§ **Problem to work on**
Count how many lines hold "Đăng" in the records, and respond with that number by itself.

Dataset rows for apps and sites
=-=-=-=-=

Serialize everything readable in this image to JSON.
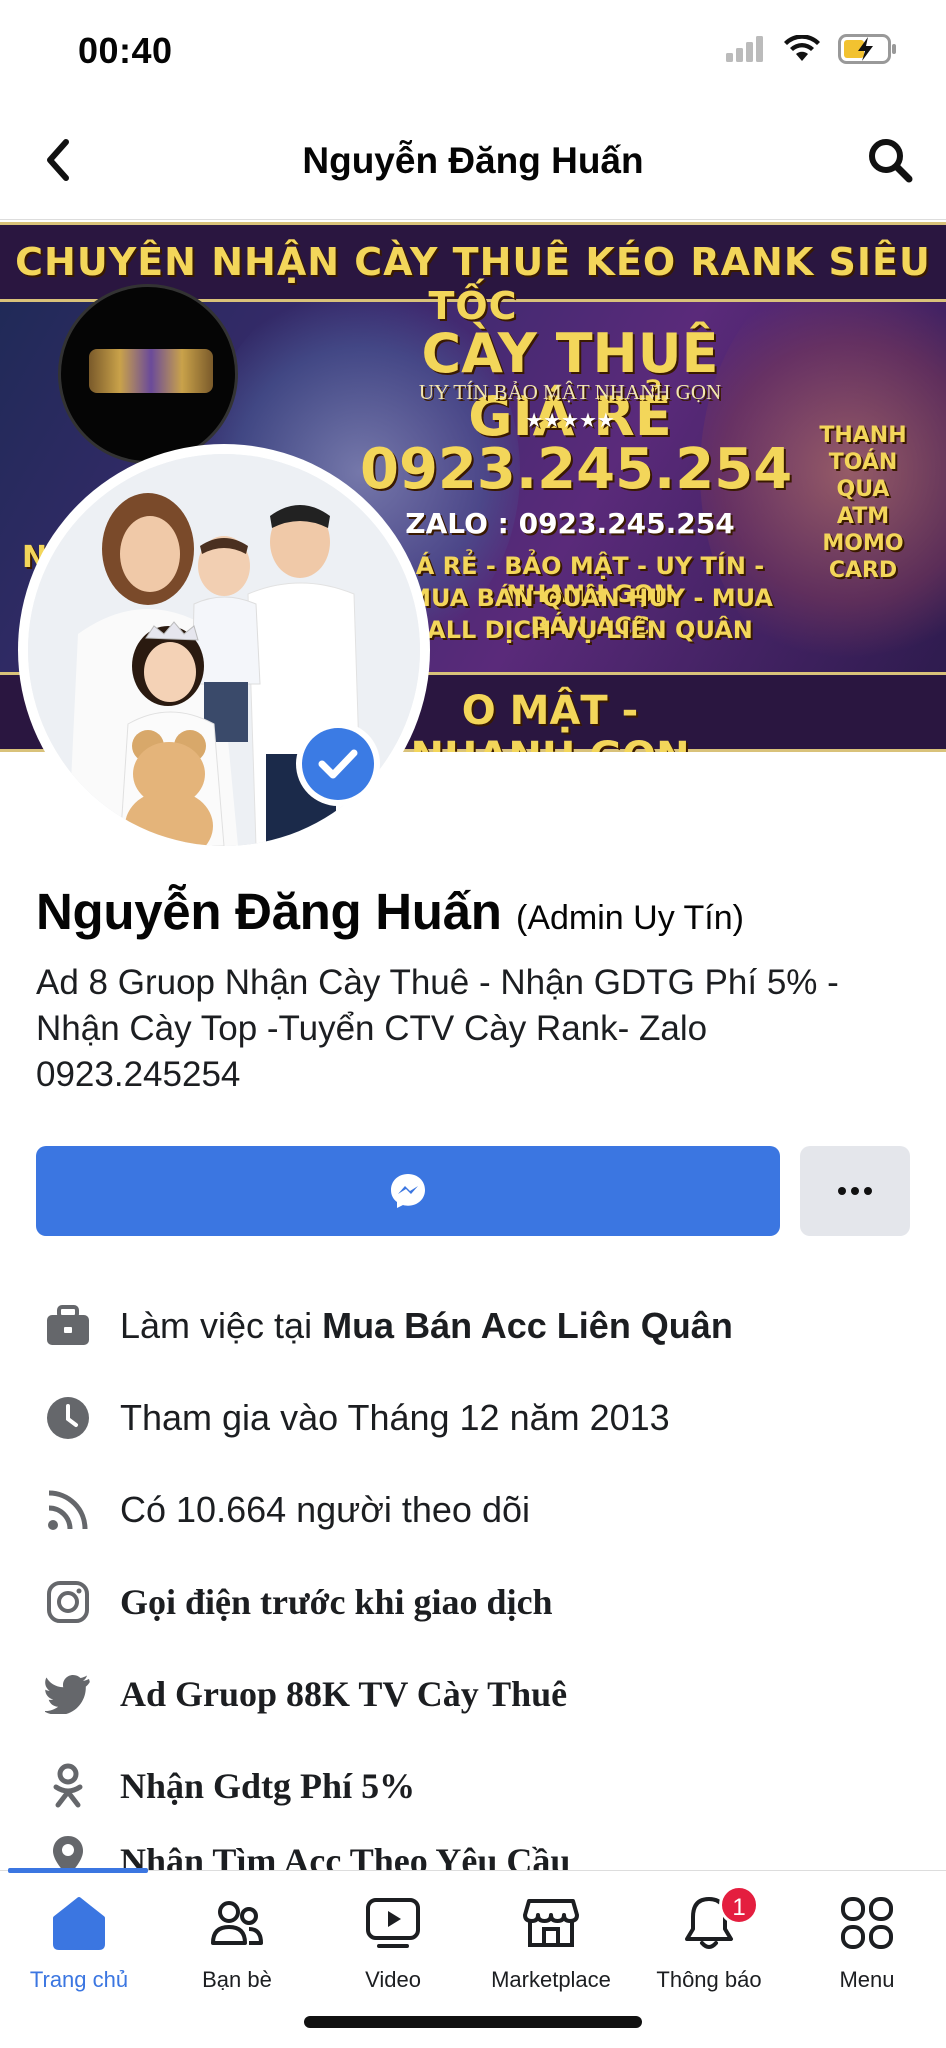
{
  "status_bar": {
    "time": "00:40"
  },
  "header": {
    "title": "Nguyễn Đăng Huấn"
  },
  "cover": {
    "headline": "CHUYÊN NHẬN CÀY THUÊ KÉO RANK SIÊU TỐC",
    "big": "CÀY THUÊ GIÁ RẺ",
    "sub": "UY TÍN BẢO MẬT NHANH GỌN",
    "stars": "★★★★★",
    "phone": "0923.245.254",
    "zalo": "ZALO : 0923.245.254",
    "line1": "Á RẺ - BẢO MẬT - UY TÍN - NHANH GỌN",
    "line2": "MUA BÁN QUÂN HUY - MUA BÁN ACC",
    "line3": "ALL DỊCH VỤ LIÊN QUÂN",
    "bottom": "O MẬT - NHANH GỌN",
    "side": "THANH TOÁN QUA ATM MOMO CARD",
    "left_fragment": "N"
  },
  "profile": {
    "name": "Nguyễn Đăng Huấn",
    "alt_name": "(Admin Uy Tín)",
    "bio": "Ad 8 Gruop Nhận Cày Thuê - Nhận GDTG Phí 5% -Nhận Cày Top -Tuyển CTV Cày Rank- Zalo 0923.245254"
  },
  "info": [
    {
      "icon": "briefcase-icon",
      "prefix": "Làm việc tại ",
      "bold": "Mua Bán Acc Liên Quân"
    },
    {
      "icon": "clock-icon",
      "text": "Tham gia vào Tháng 12 năm 2013"
    },
    {
      "icon": "rss-icon",
      "text": "Có 10.664 người theo dõi"
    },
    {
      "icon": "instagram-icon",
      "text": "Gọi điện trước khi giao dịch"
    },
    {
      "icon": "twitter-icon",
      "text": "Ad Gruop 88K TV Cày Thuê"
    },
    {
      "icon": "odnoklassniki-icon",
      "text": "Nhận Gdtg Phí  5%"
    },
    {
      "icon": "location-icon",
      "text": "Nhận Tìm Acc Theo Yêu Cầu"
    }
  ],
  "tabs": [
    {
      "label": "Trang chủ",
      "icon": "home-icon"
    },
    {
      "label": "Bạn bè",
      "icon": "friends-icon"
    },
    {
      "label": "Video",
      "icon": "video-icon"
    },
    {
      "label": "Marketplace",
      "icon": "marketplace-icon"
    },
    {
      "label": "Thông báo",
      "icon": "bell-icon",
      "badge": "1"
    },
    {
      "label": "Menu",
      "icon": "menu-grid-icon"
    }
  ],
  "colors": {
    "accent": "#3b76e1",
    "badge": "#e41e3f",
    "secondary_button": "#e4e6eb"
  }
}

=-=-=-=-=

§ **Answer to this exercise**
2